**EXERCISE BRIEF**
Scan the listing and work out how many lines contain the word "text". Nothing but the number should be given.

*** Begin section ***

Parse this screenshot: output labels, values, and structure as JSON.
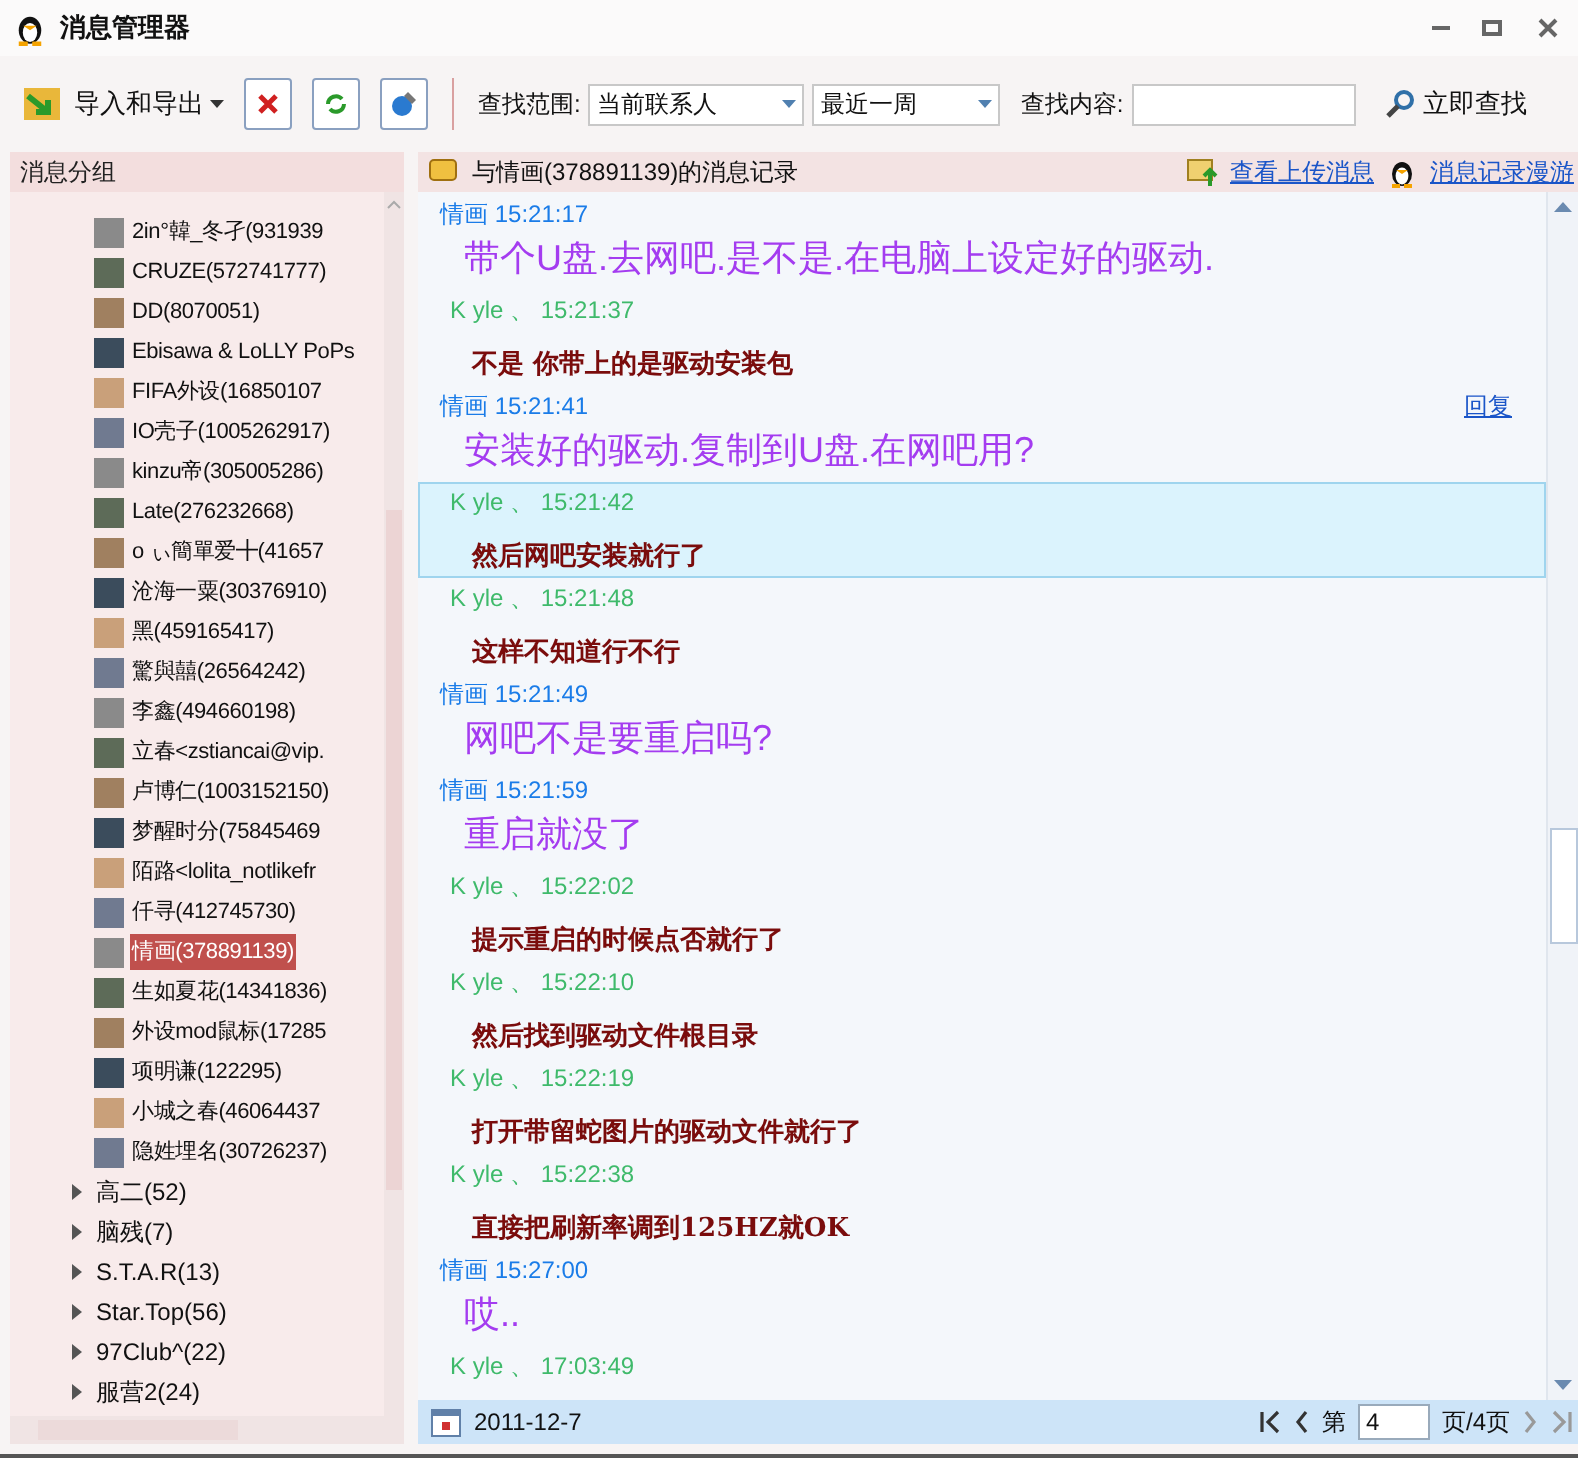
{
  "window": {
    "title": "消息管理器"
  },
  "toolbar": {
    "import_export": "导入和导出",
    "scope_label": "查找范围:",
    "scope": "当前联系人",
    "period": "最近一周",
    "content_label": "查找内容:",
    "search_button": "立即查找"
  },
  "sidebar": {
    "title": "消息分组",
    "contacts": [
      {
        "label": "2in°韓_冬孑(931939",
        "selected": false
      },
      {
        "label": "CRUZE(572741777)",
        "selected": false
      },
      {
        "label": "DD(8070051)",
        "selected": false
      },
      {
        "label": "Ebisawa & LoLLY PoPs",
        "selected": false
      },
      {
        "label": "FIFA外设(16850107",
        "selected": false
      },
      {
        "label": "IO壳子(1005262917)",
        "selected": false
      },
      {
        "label": "kinzu帝(305005286)",
        "selected": false
      },
      {
        "label": "Late(276232668)",
        "selected": false
      },
      {
        "label": "o ぃ簡單爱╋(41657",
        "selected": false
      },
      {
        "label": "沧海一粟(30376910)",
        "selected": false
      },
      {
        "label": "黑(459165417)",
        "selected": false
      },
      {
        "label": "驚與囍(26564242)",
        "selected": false
      },
      {
        "label": "李鑫(494660198)",
        "selected": false
      },
      {
        "label": "立春<zstiancai@vip.",
        "selected": false
      },
      {
        "label": "卢博仁(1003152150)",
        "selected": false
      },
      {
        "label": "梦醒时分(75845469",
        "selected": false
      },
      {
        "label": "陌路<lolita_notlikefr",
        "selected": false
      },
      {
        "label": "仟寻(412745730)",
        "selected": false
      },
      {
        "label": "情画(378891139)",
        "selected": true
      },
      {
        "label": "生如夏花(14341836)",
        "selected": false
      },
      {
        "label": "外设mod鼠标(17285",
        "selected": false
      },
      {
        "label": "项明谦(122295)",
        "selected": false
      },
      {
        "label": "小城之春(46064437",
        "selected": false
      },
      {
        "label": "隐姓埋名(30726237)",
        "selected": false
      }
    ],
    "groups": [
      {
        "label": "高二(52)",
        "expanded": false
      },
      {
        "label": "脑残(7)",
        "expanded": false
      },
      {
        "label": "S.T.A.R(13)",
        "expanded": false
      },
      {
        "label": "Star.Top(56)",
        "expanded": false
      },
      {
        "label": "97Club^(22)",
        "expanded": false
      },
      {
        "label": "服营2(24)",
        "expanded": false
      }
    ]
  },
  "chat": {
    "title": "与情画(378891139)的消息记录",
    "upload_link": "查看上传消息",
    "roam_link": "消息记录漫游",
    "messages": [
      {
        "kind": "them",
        "sender": "情画",
        "time": "15:21:17",
        "text": "带个U盘.去网吧.是不是.在电脑上设定好的驱动.",
        "selected": false
      },
      {
        "kind": "me",
        "sender": "K yle 、",
        "time": "15:21:37",
        "text": "不是 你带上的是驱动安装包",
        "selected": false
      },
      {
        "kind": "them",
        "sender": "情画",
        "time": "15:21:41",
        "text": "安装好的驱动.复制到U盘.在网吧用?",
        "selected": false,
        "action": "回复"
      },
      {
        "kind": "me",
        "sender": "K yle 、",
        "time": "15:21:42",
        "text": "然后网吧安装就行了",
        "selected": true
      },
      {
        "kind": "me",
        "sender": "K yle 、",
        "time": "15:21:48",
        "text": "这样不知道行不行",
        "selected": false
      },
      {
        "kind": "them",
        "sender": "情画",
        "time": "15:21:49",
        "text": "网吧不是要重启吗?",
        "selected": false
      },
      {
        "kind": "them",
        "sender": "情画",
        "time": "15:21:59",
        "text": "重启就没了",
        "selected": false
      },
      {
        "kind": "me",
        "sender": "K yle 、",
        "time": "15:22:02",
        "text": "提示重启的时候点否就行了",
        "selected": false
      },
      {
        "kind": "me",
        "sender": "K yle 、",
        "time": "15:22:10",
        "text": "然后找到驱动文件根目录",
        "selected": false
      },
      {
        "kind": "me",
        "sender": "K yle 、",
        "time": "15:22:19",
        "text": "打开带留蛇图片的驱动文件就行了",
        "selected": false
      },
      {
        "kind": "me",
        "sender": "K yle 、",
        "time": "15:22:38",
        "text": "直接把刷新率调到125HZ就OK",
        "selected": false
      },
      {
        "kind": "them",
        "sender": "情画",
        "time": "15:27:00",
        "text": "哎..",
        "selected": false
      },
      {
        "kind": "me",
        "sender": "K yle 、",
        "time": "17:03:49",
        "selected": false
      }
    ]
  },
  "footer": {
    "date": "2011-12-7",
    "page_prefix": "第",
    "page": "4",
    "page_suffix": "页/4页"
  }
}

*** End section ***

**RESULT BELOW**
12